Jepson Flora Project: Jepson Interchange    

link to manual TREATMENT FROM THE JEPSON MANUAL (1993) previous taxon | next taxon
Jepson Interchange (more information)
©Copyright 1993 by the Regents of the University of California

  • Up-to-date information about California vascular plants is available from the Jepson eFlora.



Lincoln Constance

Annual, biennial, perennial herb (rarely shrub, tree), often from taproot
Stem often ± scapose, generally ribbed, hollow
Leaves basal and generally some cauline, generally alternate; stipules generally 0; petiole base generally sheathing stem; blade generally much dissected, sometimes compound
Inflorescence: umbel or head, simple or compound, generally peduncled; bracts present (in involucres) or not; bractlets generally present (in involucels)
Flowers many, small, generally bisexual (or some staminate), generally radial (or outer bilateral); calyx 0 or lobes 5, small, atop ovary; petals 5, free, generally ovate or spoon-shaped, generally incurved at tips, generally ± ephemeral; stamens 5; pistil 1, ovary inferior, 2-chambered, generally with a ± conic, persistent projection or platform on top subtending 2 free styles
Fruit: 2 dry, 1-seeded halves that separate from each other but generally remain attached for some time to a central axis; ribs on each half 5, 2 marginal and 3 on back; oil tubes 1–several per interval between ribs
Genera in family: 300 genera, 3,000 species: ± worldwide, especially temp; many cultivated for food or spice (e.g., Carum, caraway; Daucus; Petroselinum); some highly toxic (e.g., Conium). Underground structures here called roots, but true nature remains problematic. Mature fruit generally critical in identification; shapes generally given in outline, followed by shape in X -section of 2 fruit halves together.

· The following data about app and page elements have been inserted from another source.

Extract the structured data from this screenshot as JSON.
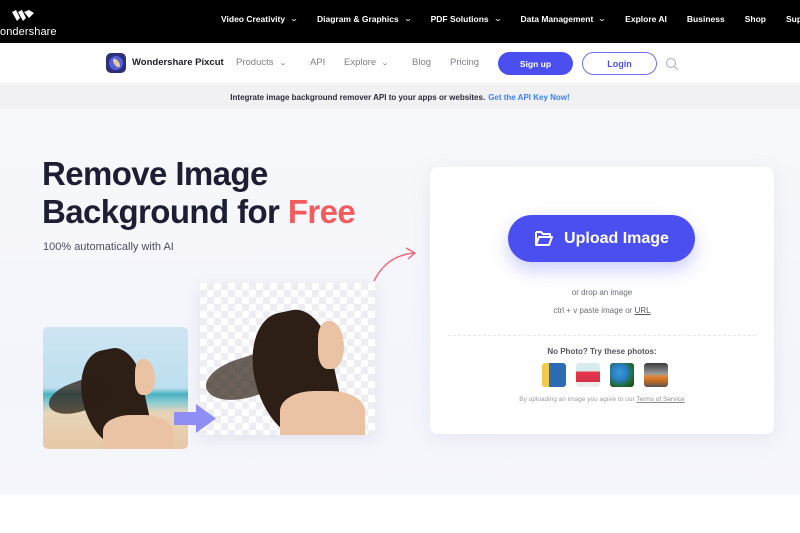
{
  "topbar": {
    "brand": "ondershare",
    "nav": [
      {
        "label": "Video Creativity",
        "has_dropdown": true
      },
      {
        "label": "Diagram & Graphics",
        "has_dropdown": true
      },
      {
        "label": "PDF Solutions",
        "has_dropdown": true
      },
      {
        "label": "Data Management",
        "has_dropdown": true
      },
      {
        "label": "Explore AI",
        "has_dropdown": false
      },
      {
        "label": "Business",
        "has_dropdown": false
      },
      {
        "label": "Shop",
        "has_dropdown": false
      },
      {
        "label": "Supp",
        "has_dropdown": false
      }
    ]
  },
  "product_nav": {
    "brand": "Wondershare Pixcut",
    "links": [
      {
        "label": "Products",
        "has_dropdown": true
      },
      {
        "label": "API",
        "has_dropdown": false
      },
      {
        "label": "Explore",
        "has_dropdown": true
      },
      {
        "label": "Blog",
        "has_dropdown": false
      },
      {
        "label": "Pricing",
        "has_dropdown": false
      }
    ],
    "signup_label": "Sign up",
    "login_label": "Login",
    "search_icon": "search-icon"
  },
  "banner": {
    "text": "Integrate image background remover API to your apps or websites.",
    "link": "Get the API Key Now!"
  },
  "hero": {
    "title_line1": "Remove Image",
    "title_line2_prefix": "Background for ",
    "title_highlight": "Free",
    "subtitle": "100% automatically with AI"
  },
  "upload_card": {
    "upload_label": "Upload Image",
    "upload_icon": "folder-open-icon",
    "drop_text": "or drop an image",
    "paste_text": "ctrl + v paste image or",
    "url_link": "URL",
    "no_photo_text": "No Photo? Try these photos:",
    "sample_photos": [
      "person",
      "drink",
      "parrot",
      "car"
    ],
    "terms_text": "By uploading an image you agree to our",
    "terms_link": "Terms of Service"
  },
  "colors": {
    "accent": "#4b4ff0",
    "highlight": "#f45b5b",
    "link": "#3b82f6",
    "title": "#1d1e33"
  }
}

Perennial, nearly glabrous to hairy; roots thick, clustered, licorice-scented
Stem branched, leafy
Leaf: blade oblong to triangular-ovate, 2-pinnate or ternate-pinnate or 2–3-ternate, leaflets lanceolate to round
Inflorescence: umbels compound; bracts 0; bractlets 0–several and conspicuous; rays, pedicels few, spreading-ascending to spreading
Flower: calyx lobes 0; petals obovate, white, purple, or greenish yellow (white), tips narrowed; disk sometimes present
Fruit linear to oblong, cylindric to club-shaped, slightly compressed side-to-side, bristly to glabrous; base obtuse or long-tapered into tail, tip tapered into beak or obtuse; ribs thread-like; oil tubes per rib-interval obscure; fruit axis divided in upper 1/2
Seed: face concave or grooved
Species in genus: ± 10 species: Am, e&s Asia
Etymology: (Greek: sweet root)
Reference: [Lowry & Jones 1985 Ann Missouri Bot Gard 71:1128–1171]


O. purpurea (J.M. Coult. & Rose) Suksd.

Plant 2–6 dm, glabrous to very sparsely fine-hairy
Leaf: petiole 5–12 cm; blade 3–10 cm wide, triangular-ovate to round, 2–3-ternate, leaflets 1.5–7 cm, lanceolate to ovate, coarsely serrate to irregularly cut or lobed
Inflorescence: peduncle 3–10 cm; bractlets 0; rays 2–6, 3–9.5 cm, spreading-ascending; pedicels 5–25 mm
Flower: corolla purple or rarely greenish white; styles 0.4–0.8 mm; projection atop ovary depressed-conic; disk conspicuous
Fruit 8–15 mm, linear-fusiform; tail 1–5 mm; tip narrowed below, beaked; ribs bristly at base
Chromosomes: 2n=22
Ecology: Damp coniferous forest
Elevation: 150–2200 m.
Bioregional distribution: North Coast (Del Norte Co.)
Distribution outside California: to Alaska, Montana

previous taxon | next taxon
bioregional map for OSMORHIZA%20purpurea being generated

Retrieve Jepson Interchange Index to Plant Names entry for Osmorhiza purpurea
Retrieve dichotomous key for Osmorhiza
Overlay Consortium of California Herbaria specimen data by county on this map
Show other taxa with the same California distribution | Read about bioregions | Get lists of plants in a bioregion
Return to the Jepson Interchange main page
Return to treatment index page

University & Jepson Herbaria Home Page |
General Information | University Herbarium | Jepson Herbarium |
Visiting the Herbaria | On-line Resources | Research |
Education | Related Sites
Copyright © by the Regents of the University of California